### Exercise
The lines to be copied are those below that contain "Draw".

-.-.-

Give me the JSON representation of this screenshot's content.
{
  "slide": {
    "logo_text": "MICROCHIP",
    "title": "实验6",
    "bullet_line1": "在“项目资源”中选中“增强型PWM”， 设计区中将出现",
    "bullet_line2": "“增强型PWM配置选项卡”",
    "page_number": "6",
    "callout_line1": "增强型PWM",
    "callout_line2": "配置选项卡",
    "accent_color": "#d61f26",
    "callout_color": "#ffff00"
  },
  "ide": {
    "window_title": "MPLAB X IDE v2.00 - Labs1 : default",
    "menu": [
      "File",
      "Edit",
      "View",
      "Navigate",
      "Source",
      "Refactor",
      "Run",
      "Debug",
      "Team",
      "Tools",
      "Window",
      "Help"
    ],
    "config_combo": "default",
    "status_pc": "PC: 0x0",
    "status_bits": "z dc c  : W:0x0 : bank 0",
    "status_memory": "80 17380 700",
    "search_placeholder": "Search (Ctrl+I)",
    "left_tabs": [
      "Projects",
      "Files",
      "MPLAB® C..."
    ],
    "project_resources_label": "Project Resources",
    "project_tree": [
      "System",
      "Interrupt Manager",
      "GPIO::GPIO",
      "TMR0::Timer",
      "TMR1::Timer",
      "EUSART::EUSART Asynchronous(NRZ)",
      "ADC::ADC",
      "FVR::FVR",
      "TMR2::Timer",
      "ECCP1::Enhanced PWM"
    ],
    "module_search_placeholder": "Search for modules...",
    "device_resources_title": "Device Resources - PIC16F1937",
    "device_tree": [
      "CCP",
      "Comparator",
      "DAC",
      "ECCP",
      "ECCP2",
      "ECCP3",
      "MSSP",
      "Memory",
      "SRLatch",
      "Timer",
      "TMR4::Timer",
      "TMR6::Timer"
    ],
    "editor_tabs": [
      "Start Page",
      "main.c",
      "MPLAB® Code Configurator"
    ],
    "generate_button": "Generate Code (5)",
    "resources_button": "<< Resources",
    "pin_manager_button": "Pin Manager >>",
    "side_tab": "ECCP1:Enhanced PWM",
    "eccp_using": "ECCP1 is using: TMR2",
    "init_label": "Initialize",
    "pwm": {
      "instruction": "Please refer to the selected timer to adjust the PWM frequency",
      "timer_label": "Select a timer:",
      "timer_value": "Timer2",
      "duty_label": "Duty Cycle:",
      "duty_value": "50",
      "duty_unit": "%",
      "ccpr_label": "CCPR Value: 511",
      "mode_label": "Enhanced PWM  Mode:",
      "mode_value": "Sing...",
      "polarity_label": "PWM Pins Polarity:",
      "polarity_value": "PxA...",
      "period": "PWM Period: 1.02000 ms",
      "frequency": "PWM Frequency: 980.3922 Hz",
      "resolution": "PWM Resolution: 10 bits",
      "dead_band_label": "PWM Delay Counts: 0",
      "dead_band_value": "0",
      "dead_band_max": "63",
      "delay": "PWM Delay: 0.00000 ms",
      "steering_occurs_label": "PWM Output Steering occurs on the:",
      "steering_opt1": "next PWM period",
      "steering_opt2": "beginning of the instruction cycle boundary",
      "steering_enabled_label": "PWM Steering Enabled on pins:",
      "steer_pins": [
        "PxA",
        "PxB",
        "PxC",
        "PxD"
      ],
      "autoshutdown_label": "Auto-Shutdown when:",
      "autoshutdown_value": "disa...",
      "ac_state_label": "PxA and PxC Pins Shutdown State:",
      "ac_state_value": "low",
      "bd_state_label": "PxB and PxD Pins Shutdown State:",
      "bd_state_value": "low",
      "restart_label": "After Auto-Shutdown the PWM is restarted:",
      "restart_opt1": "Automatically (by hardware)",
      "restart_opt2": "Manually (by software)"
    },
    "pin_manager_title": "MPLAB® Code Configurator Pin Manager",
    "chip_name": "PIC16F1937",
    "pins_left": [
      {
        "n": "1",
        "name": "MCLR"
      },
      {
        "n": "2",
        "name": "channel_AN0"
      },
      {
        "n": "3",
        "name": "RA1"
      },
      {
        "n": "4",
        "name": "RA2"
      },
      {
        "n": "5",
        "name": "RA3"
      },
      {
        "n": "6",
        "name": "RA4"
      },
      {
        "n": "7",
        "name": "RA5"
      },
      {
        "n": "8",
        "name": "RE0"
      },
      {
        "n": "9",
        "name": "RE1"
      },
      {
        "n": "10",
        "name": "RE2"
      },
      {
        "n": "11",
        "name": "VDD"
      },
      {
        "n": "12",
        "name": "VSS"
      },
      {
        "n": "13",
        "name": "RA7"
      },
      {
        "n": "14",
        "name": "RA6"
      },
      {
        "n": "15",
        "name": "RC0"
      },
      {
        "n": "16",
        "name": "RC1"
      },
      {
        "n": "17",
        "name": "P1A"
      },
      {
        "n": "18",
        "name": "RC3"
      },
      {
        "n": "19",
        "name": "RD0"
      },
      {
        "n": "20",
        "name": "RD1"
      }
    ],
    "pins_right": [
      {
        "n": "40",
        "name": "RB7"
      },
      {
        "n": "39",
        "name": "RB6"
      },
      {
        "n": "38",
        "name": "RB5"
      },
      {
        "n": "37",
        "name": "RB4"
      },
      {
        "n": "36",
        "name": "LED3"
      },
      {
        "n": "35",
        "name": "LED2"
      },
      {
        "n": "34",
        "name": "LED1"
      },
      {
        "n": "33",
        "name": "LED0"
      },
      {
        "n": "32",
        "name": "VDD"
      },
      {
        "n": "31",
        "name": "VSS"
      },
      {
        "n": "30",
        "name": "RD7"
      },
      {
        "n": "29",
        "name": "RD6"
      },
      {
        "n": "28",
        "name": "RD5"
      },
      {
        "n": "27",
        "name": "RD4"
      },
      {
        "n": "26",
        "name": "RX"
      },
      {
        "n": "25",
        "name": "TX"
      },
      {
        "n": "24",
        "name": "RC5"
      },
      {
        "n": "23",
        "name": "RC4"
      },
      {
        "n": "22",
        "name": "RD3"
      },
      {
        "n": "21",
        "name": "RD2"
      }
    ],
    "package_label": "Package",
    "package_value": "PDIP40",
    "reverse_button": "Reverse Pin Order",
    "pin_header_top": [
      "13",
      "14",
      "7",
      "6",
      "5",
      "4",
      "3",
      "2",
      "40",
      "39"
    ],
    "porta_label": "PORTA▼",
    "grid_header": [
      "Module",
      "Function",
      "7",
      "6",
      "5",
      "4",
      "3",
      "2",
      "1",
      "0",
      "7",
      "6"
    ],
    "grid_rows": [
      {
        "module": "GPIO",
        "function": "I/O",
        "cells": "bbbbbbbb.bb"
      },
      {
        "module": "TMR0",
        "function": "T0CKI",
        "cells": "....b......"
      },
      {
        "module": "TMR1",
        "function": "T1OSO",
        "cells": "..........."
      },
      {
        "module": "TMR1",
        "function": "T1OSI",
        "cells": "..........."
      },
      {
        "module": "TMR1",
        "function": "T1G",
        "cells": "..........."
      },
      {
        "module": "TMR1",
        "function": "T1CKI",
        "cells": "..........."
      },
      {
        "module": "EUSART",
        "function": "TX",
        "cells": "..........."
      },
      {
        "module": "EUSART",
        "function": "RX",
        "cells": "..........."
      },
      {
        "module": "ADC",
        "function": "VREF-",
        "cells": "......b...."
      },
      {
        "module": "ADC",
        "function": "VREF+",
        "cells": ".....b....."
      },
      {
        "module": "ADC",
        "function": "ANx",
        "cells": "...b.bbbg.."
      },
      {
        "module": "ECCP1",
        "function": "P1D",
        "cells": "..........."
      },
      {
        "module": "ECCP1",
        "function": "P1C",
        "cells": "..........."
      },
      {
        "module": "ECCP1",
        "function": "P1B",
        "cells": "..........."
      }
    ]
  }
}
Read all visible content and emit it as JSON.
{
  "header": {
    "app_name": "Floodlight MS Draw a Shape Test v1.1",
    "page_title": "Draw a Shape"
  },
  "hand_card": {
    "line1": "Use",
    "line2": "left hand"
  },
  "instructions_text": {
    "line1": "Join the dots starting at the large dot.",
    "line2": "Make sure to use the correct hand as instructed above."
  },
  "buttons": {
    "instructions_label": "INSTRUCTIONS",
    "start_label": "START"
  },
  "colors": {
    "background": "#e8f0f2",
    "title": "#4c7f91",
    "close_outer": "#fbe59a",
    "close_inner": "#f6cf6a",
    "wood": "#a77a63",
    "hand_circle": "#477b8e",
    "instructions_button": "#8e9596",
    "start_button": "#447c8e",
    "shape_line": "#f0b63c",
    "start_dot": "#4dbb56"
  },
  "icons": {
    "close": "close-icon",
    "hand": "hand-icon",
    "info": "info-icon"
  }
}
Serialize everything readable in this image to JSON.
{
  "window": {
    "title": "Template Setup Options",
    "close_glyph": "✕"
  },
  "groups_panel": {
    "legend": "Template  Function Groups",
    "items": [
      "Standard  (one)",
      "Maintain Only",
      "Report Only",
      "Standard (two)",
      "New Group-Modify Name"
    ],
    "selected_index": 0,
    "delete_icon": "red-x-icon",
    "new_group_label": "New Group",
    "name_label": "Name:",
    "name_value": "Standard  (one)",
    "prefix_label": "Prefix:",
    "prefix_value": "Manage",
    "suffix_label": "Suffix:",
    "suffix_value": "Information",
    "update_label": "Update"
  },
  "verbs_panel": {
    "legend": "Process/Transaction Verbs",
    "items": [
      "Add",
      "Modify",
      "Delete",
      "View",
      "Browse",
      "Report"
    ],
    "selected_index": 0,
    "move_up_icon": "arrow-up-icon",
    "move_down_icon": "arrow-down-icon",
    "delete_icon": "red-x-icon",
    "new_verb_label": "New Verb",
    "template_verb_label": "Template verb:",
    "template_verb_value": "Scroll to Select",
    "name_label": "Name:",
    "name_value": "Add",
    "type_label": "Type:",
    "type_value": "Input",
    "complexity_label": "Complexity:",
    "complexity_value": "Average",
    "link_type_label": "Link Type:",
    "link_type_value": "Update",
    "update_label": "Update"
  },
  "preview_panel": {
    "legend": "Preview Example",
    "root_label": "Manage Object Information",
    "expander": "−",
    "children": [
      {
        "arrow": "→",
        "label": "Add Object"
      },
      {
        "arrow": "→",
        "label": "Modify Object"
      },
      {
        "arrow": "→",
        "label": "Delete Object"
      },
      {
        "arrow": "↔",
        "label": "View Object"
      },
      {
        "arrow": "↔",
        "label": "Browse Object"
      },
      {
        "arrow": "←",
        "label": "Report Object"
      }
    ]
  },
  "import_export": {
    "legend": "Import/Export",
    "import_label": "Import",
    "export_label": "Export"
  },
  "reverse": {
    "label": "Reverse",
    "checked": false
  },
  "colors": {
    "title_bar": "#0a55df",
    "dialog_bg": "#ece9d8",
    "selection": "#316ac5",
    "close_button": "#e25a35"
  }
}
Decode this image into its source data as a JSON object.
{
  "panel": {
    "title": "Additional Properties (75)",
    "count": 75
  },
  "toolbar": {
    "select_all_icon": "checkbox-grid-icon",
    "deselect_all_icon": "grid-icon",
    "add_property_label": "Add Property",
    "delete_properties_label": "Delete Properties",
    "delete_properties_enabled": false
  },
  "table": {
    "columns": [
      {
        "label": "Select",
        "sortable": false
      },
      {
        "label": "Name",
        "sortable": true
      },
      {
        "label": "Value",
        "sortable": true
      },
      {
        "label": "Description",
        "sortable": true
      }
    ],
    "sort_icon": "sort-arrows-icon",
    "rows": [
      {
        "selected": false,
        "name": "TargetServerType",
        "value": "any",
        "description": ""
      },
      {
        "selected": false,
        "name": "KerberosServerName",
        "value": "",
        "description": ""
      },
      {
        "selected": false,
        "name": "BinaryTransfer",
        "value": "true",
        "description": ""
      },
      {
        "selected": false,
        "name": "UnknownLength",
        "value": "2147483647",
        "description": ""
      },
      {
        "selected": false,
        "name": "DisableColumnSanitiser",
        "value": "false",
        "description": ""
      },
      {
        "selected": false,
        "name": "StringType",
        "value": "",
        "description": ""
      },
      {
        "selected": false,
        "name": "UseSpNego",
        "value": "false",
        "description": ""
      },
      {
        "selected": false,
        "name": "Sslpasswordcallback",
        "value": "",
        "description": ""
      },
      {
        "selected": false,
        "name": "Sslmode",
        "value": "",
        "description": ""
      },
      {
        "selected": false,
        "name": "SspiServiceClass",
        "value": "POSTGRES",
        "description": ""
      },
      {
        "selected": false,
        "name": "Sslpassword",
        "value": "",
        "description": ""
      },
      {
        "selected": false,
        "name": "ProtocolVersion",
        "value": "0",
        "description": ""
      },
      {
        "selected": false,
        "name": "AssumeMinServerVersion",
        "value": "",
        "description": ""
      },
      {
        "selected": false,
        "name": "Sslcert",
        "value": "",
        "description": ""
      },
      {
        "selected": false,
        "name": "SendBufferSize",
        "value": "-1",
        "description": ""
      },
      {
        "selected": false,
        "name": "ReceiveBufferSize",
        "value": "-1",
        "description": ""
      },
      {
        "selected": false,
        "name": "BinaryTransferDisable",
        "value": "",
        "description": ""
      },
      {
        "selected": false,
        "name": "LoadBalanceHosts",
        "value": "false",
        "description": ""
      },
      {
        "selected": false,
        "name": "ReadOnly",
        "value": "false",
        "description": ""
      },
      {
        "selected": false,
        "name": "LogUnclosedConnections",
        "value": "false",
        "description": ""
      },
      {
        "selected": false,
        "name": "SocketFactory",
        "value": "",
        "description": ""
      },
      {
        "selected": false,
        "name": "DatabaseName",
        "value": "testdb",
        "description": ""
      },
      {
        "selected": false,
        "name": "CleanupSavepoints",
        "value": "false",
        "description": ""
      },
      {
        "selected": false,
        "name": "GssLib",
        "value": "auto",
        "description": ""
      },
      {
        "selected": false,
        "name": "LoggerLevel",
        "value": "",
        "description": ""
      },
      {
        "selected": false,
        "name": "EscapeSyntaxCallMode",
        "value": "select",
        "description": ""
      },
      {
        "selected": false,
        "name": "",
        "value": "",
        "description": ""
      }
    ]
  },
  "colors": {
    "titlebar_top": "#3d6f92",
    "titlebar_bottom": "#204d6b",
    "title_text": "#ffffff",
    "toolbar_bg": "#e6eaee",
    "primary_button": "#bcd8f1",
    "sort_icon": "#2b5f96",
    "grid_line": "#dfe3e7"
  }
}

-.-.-

### Response to this task
    "app_name": "Floodlight MS Draw a Shape Test v1.1",
    "page_title": "Draw a Shape"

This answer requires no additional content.